WHAT YOU WILL DO
Reproduce every entry word for word. Drop all pictures from the copy.

EXTRACTED INFORMATION
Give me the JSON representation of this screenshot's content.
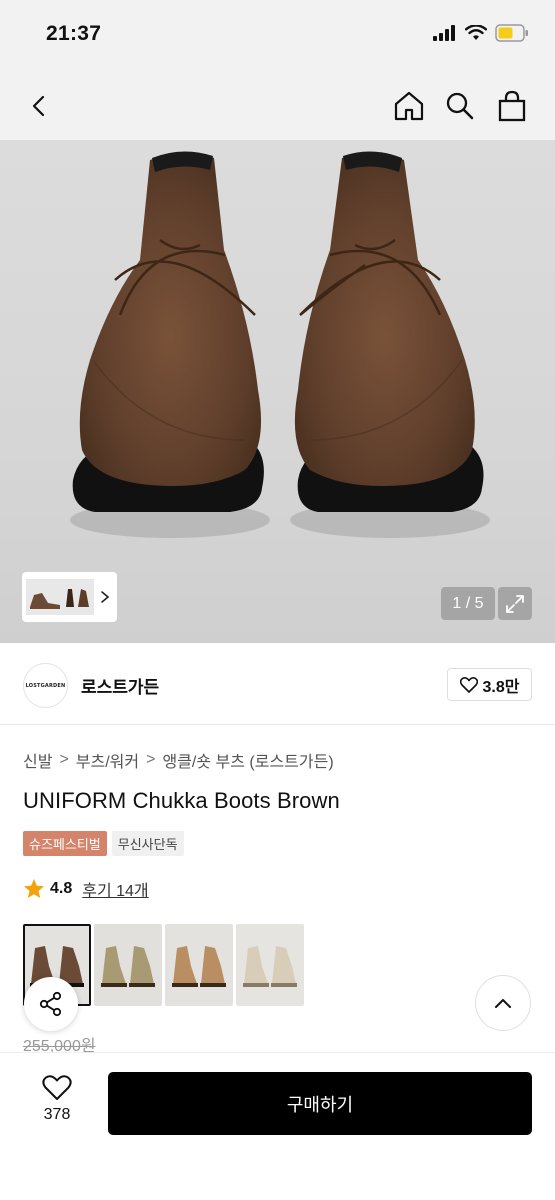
{
  "status_bar": {
    "time": "21:37"
  },
  "hero": {
    "counter": "1 / 5"
  },
  "brand": {
    "logo_text": "LOSTGARDEN",
    "name": "로스트가든",
    "likes": "3.8만"
  },
  "breadcrumb": [
    "신발",
    "부츠/워커",
    "앵클/숏 부츠 (로스트가든)"
  ],
  "product": {
    "title": "UNIFORM Chukka Boots Brown",
    "tags": [
      "슈즈페스티벌",
      "무신사단독"
    ],
    "rating": "4.8",
    "reviews": "후기 14개",
    "original_price": "255,000원"
  },
  "variants": [
    {
      "color": "#6b4a36",
      "selected": true
    },
    {
      "color": "#a89a72",
      "selected": false
    },
    {
      "color": "#b88e62",
      "selected": false
    },
    {
      "color": "#d8cdb8",
      "selected": false
    }
  ],
  "bottom": {
    "wish_count": "378",
    "buy_label": "구매하기"
  },
  "colors": {
    "sale_tag": "#d4846a",
    "star": "#f2a20c",
    "boot": "#5e3e2b",
    "buy_button": "#000000"
  }
}
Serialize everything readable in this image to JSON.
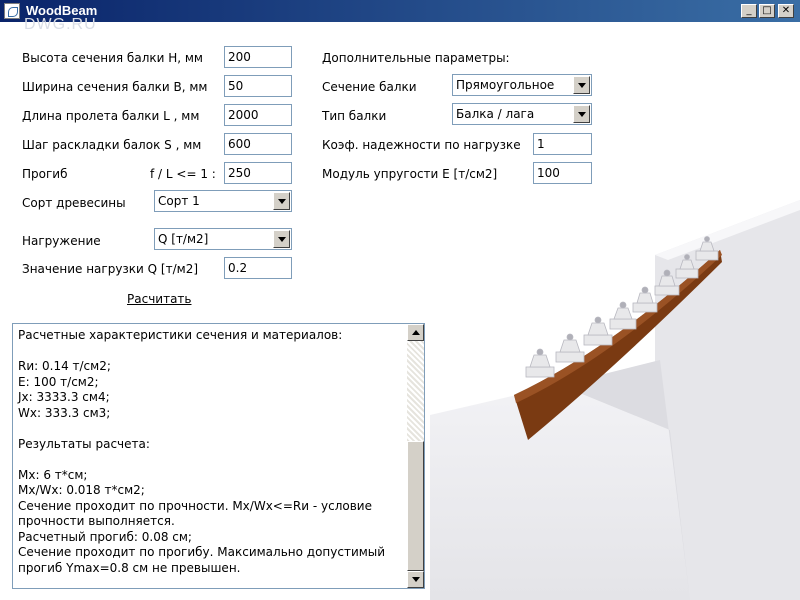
{
  "window": {
    "title": "WoodBeam",
    "watermark": "DWG.RU",
    "controls": {
      "minimize": "_",
      "maximize": "□",
      "close": "✕"
    }
  },
  "fields": {
    "height": {
      "label": "Высота сечения балки H, мм",
      "value": "200"
    },
    "width": {
      "label": "Ширина сечения балки B, мм",
      "value": "50"
    },
    "span": {
      "label": "Длина пролета балки L  , мм",
      "value": "2000"
    },
    "spacing": {
      "label": "Шаг раскладки балок S  , мм",
      "value": "600"
    },
    "deflection": {
      "label": "Прогиб",
      "ratio_label": "f / L <= 1 :",
      "value": "250"
    },
    "wood_grade": {
      "label": "Сорт древесины",
      "value": "Сорт 1"
    },
    "load_type": {
      "label": "Нагружение",
      "value": "Q [т/м2]"
    },
    "load_value": {
      "label": "Значение нагрузки Q [т/м2]",
      "value": "0.2"
    }
  },
  "extra": {
    "heading": "Дополнительные параметры:",
    "section": {
      "label": "Сечение балки",
      "value": "Прямоугольное"
    },
    "beam_type": {
      "label": "Тип балки",
      "value": "Балка / лага"
    },
    "reliability": {
      "label": "Коэф. надежности по нагрузке",
      "value": "1"
    },
    "modulus": {
      "label": "Модуль упругости  E  [т/см2]",
      "value": "100"
    }
  },
  "calculate_label": "Расчитать",
  "results": {
    "lines": [
      "Расчетные характеристики сечения и материалов:",
      "",
      "Rи: 0.14 т/см2;",
      "E: 100 т/см2;",
      "Jx: 3333.3 см4;",
      "Wx: 333.3 см3;",
      "",
      "Результаты расчета:",
      "",
      "Mx: 6 т*см;",
      "Mx/Wx: 0.018 т*см2;",
      "Сечение проходит по прочности. Mx/Wx<=Rи - условие прочности выполняется.",
      "Расчетный прогиб: 0.08 см;",
      "Сечение проходит по прогибу. Максимально допустимый прогиб Ymax=0.8 см не превышен."
    ]
  },
  "colors": {
    "titlebar_start": "#0a246a",
    "titlebar_end": "#3a6ea5",
    "beam": "#7a3a12",
    "support": "#e8e8ea"
  }
}
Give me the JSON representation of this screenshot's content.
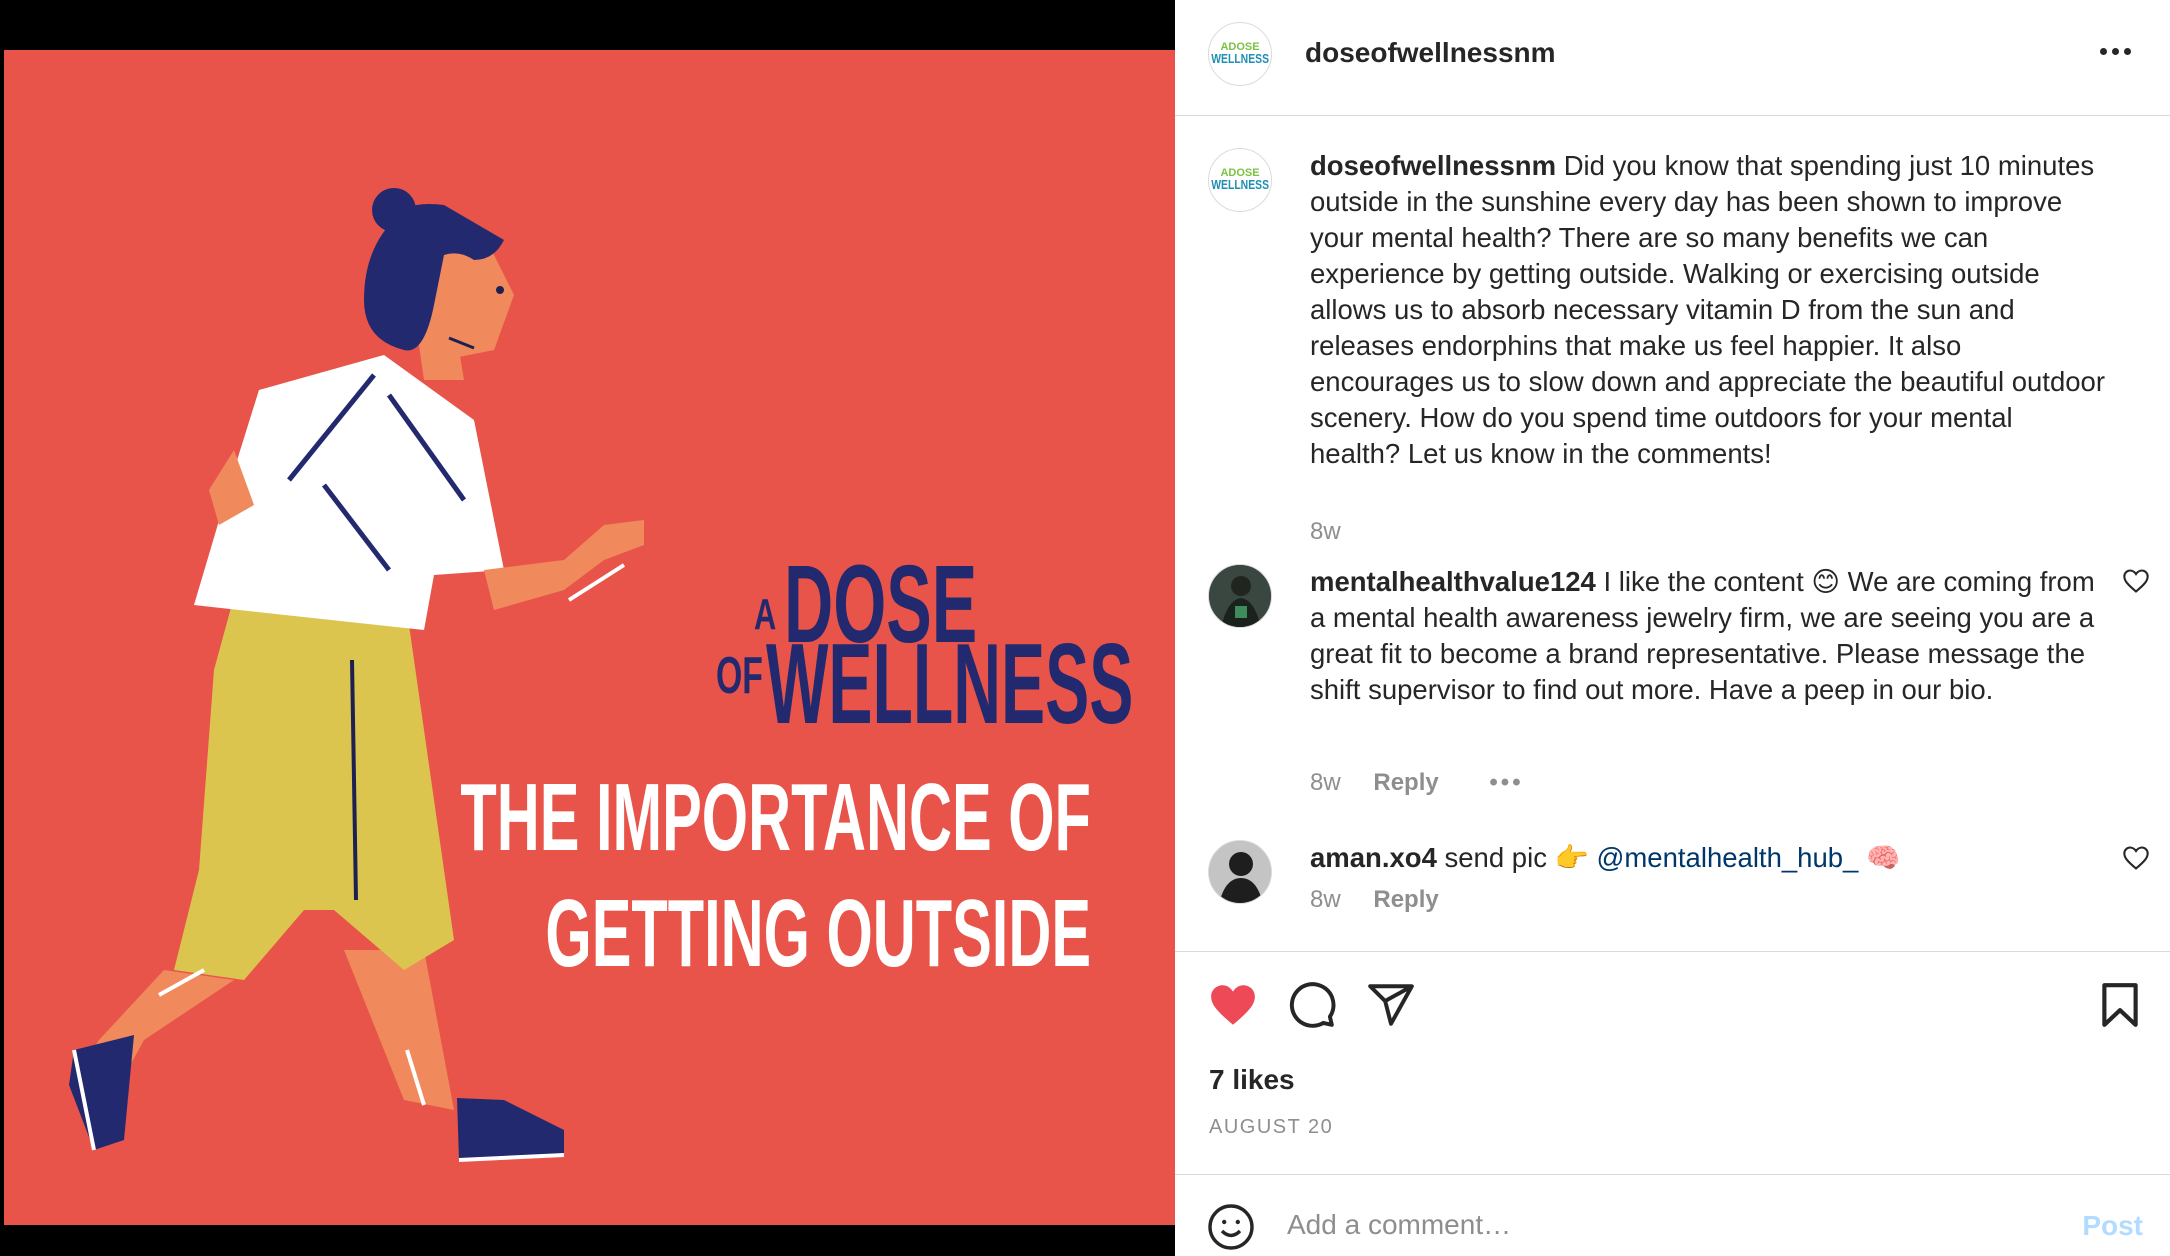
{
  "media": {
    "brand_a": "A",
    "brand_dose": "DOSE",
    "brand_of": "OF",
    "brand_wellness": "WELLNESS",
    "headline_line1": "THE IMPORTANCE OF",
    "headline_line2": "GETTING OUTSIDE",
    "background_color": "#e8544a",
    "brand_color": "#23296e"
  },
  "header": {
    "username": "doseofwellnessnm",
    "avatar_logo_top": "ADOSE",
    "avatar_logo_bottom": "WELLNESS"
  },
  "caption": {
    "username": "doseofwellnessnm",
    "text": "Did you know that spending just 10 minutes outside in the sunshine every day has been shown to improve your mental health? There are so many benefits we can experience by getting outside. Walking or exercising outside allows us to absorb necessary vitamin D from the sun and releases endorphins that make us feel happier. It also encourages us to slow down and appreciate the beautiful outdoor scenery. How do you spend time outdoors for your mental health? Let us know in the comments!",
    "time": "8w"
  },
  "comments": [
    {
      "username": "mentalhealthvalue124",
      "text_before_emoji": "I like the content ",
      "emoji": "😊",
      "text_after_emoji": " We are coming from a mental health awareness jewelry firm, we are seeing you are a great fit to become a brand representative. Please message the shift supervisor to find out more. Have a peep in our bio.",
      "time": "8w",
      "reply_label": "Reply",
      "more": "•••"
    },
    {
      "username": "aman.xo4",
      "text_before": "send pic ",
      "emoji_point": "👉",
      "mention": "@mentalhealth_hub_",
      "emoji_brain": "🧠",
      "time": "8w",
      "reply_label": "Reply"
    }
  ],
  "actions": {
    "likes": "7 likes",
    "date": "AUGUST 20",
    "like_color": "#ed4956"
  },
  "add_comment": {
    "placeholder": "Add a comment…",
    "post_label": "Post",
    "post_color": "#b3dbff"
  }
}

WORKED SOLUTION
Give me the JSON representation of this screenshot's content.
{
  "status_bar": {
    "time": "21:37"
  },
  "hero": {
    "counter": "1 / 5"
  },
  "brand": {
    "logo_text": "LOSTGARDEN",
    "name": "로스트가든",
    "likes": "3.8만"
  },
  "breadcrumb": [
    "신발",
    "부츠/워커",
    "앵클/숏 부츠 (로스트가든)"
  ],
  "product": {
    "title": "UNIFORM Chukka Boots Brown",
    "tags": [
      "슈즈페스티벌",
      "무신사단독"
    ],
    "rating": "4.8",
    "reviews": "후기 14개",
    "original_price": "255,000원"
  },
  "variants": [
    {
      "color": "#6b4a36",
      "selected": true
    },
    {
      "color": "#a89a72",
      "selected": false
    },
    {
      "color": "#b88e62",
      "selected": false
    },
    {
      "color": "#d8cdb8",
      "selected": false
    }
  ],
  "bottom": {
    "wish_count": "378",
    "buy_label": "구매하기"
  },
  "colors": {
    "sale_tag": "#d4846a",
    "star": "#f2a20c",
    "boot": "#5e3e2b",
    "buy_button": "#000000"
  }
}
Serialize everything readable in this image to JSON.
{
  "window": {
    "title": "WoodBeam",
    "watermark": "DWG.RU",
    "controls": {
      "minimize": "_",
      "maximize": "□",
      "close": "✕"
    }
  },
  "fields": {
    "height": {
      "label": "Высота сечения балки H, мм",
      "value": "200"
    },
    "width": {
      "label": "Ширина сечения балки B, мм",
      "value": "50"
    },
    "span": {
      "label": "Длина пролета балки L  , мм",
      "value": "2000"
    },
    "spacing": {
      "label": "Шаг раскладки балок S  , мм",
      "value": "600"
    },
    "deflection": {
      "label": "Прогиб",
      "ratio_label": "f / L <= 1 :",
      "value": "250"
    },
    "wood_grade": {
      "label": "Сорт древесины",
      "value": "Сорт 1"
    },
    "load_type": {
      "label": "Нагружение",
      "value": "Q [т/м2]"
    },
    "load_value": {
      "label": "Значение нагрузки Q [т/м2]",
      "value": "0.2"
    }
  },
  "extra": {
    "heading": "Дополнительные параметры:",
    "section": {
      "label": "Сечение балки",
      "value": "Прямоугольное"
    },
    "beam_type": {
      "label": "Тип балки",
      "value": "Балка / лага"
    },
    "reliability": {
      "label": "Коэф. надежности по нагрузке",
      "value": "1"
    },
    "modulus": {
      "label": "Модуль упругости  E  [т/см2]",
      "value": "100"
    }
  },
  "calculate_label": "Расчитать",
  "results": {
    "lines": [
      "Расчетные характеристики сечения и материалов:",
      "",
      "Rи: 0.14 т/см2;",
      "E: 100 т/см2;",
      "Jx: 3333.3 см4;",
      "Wx: 333.3 см3;",
      "",
      "Результаты расчета:",
      "",
      "Mx: 6 т*см;",
      "Mx/Wx: 0.018 т*см2;",
      "Сечение проходит по прочности. Mx/Wx<=Rи - условие прочности выполняется.",
      "Расчетный прогиб: 0.08 см;",
      "Сечение проходит по прогибу. Максимально допустимый прогиб Ymax=0.8 см не превышен."
    ]
  },
  "colors": {
    "titlebar_start": "#0a246a",
    "titlebar_end": "#3a6ea5",
    "beam": "#7a3a12",
    "support": "#e8e8ea"
  }
}
Give me the JSON representation of this screenshot's content.
{
  "media": {
    "brand_a": "A",
    "brand_dose": "DOSE",
    "brand_of": "OF",
    "brand_wellness": "WELLNESS",
    "headline_line1": "THE IMPORTANCE OF",
    "headline_line2": "GETTING OUTSIDE",
    "background_color": "#e8544a",
    "brand_color": "#23296e"
  },
  "header": {
    "username": "doseofwellnessnm",
    "avatar_logo_top": "ADOSE",
    "avatar_logo_bottom": "WELLNESS"
  },
  "caption": {
    "username": "doseofwellnessnm",
    "text": "Did you know that spending just 10 minutes outside in the sunshine every day has been shown to improve your mental health? There are so many benefits we can experience by getting outside. Walking or exercising outside allows us to absorb necessary vitamin D from the sun and releases endorphins that make us feel happier. It also encourages us to slow down and appreciate the beautiful outdoor scenery. How do you spend time outdoors for your mental health? Let us know in the comments!",
    "time": "8w"
  },
  "comments": [
    {
      "username": "mentalhealthvalue124",
      "text_before_emoji": "I like the content ",
      "emoji": "😊",
      "text_after_emoji": " We are coming from a mental health awareness jewelry firm, we are seeing you are a great fit to become a brand representative. Please message the shift supervisor to find out more. Have a peep in our bio.",
      "time": "8w",
      "reply_label": "Reply",
      "more": "•••"
    },
    {
      "username": "aman.xo4",
      "text_before": "send pic ",
      "emoji_point": "👉",
      "mention": "@mentalhealth_hub_",
      "emoji_brain": "🧠",
      "time": "8w",
      "reply_label": "Reply"
    }
  ],
  "actions": {
    "likes": "7 likes",
    "date": "AUGUST 20",
    "like_color": "#ed4956"
  },
  "add_comment": {
    "placeholder": "Add a comment…",
    "post_label": "Post",
    "post_color": "#b3dbff"
  }
}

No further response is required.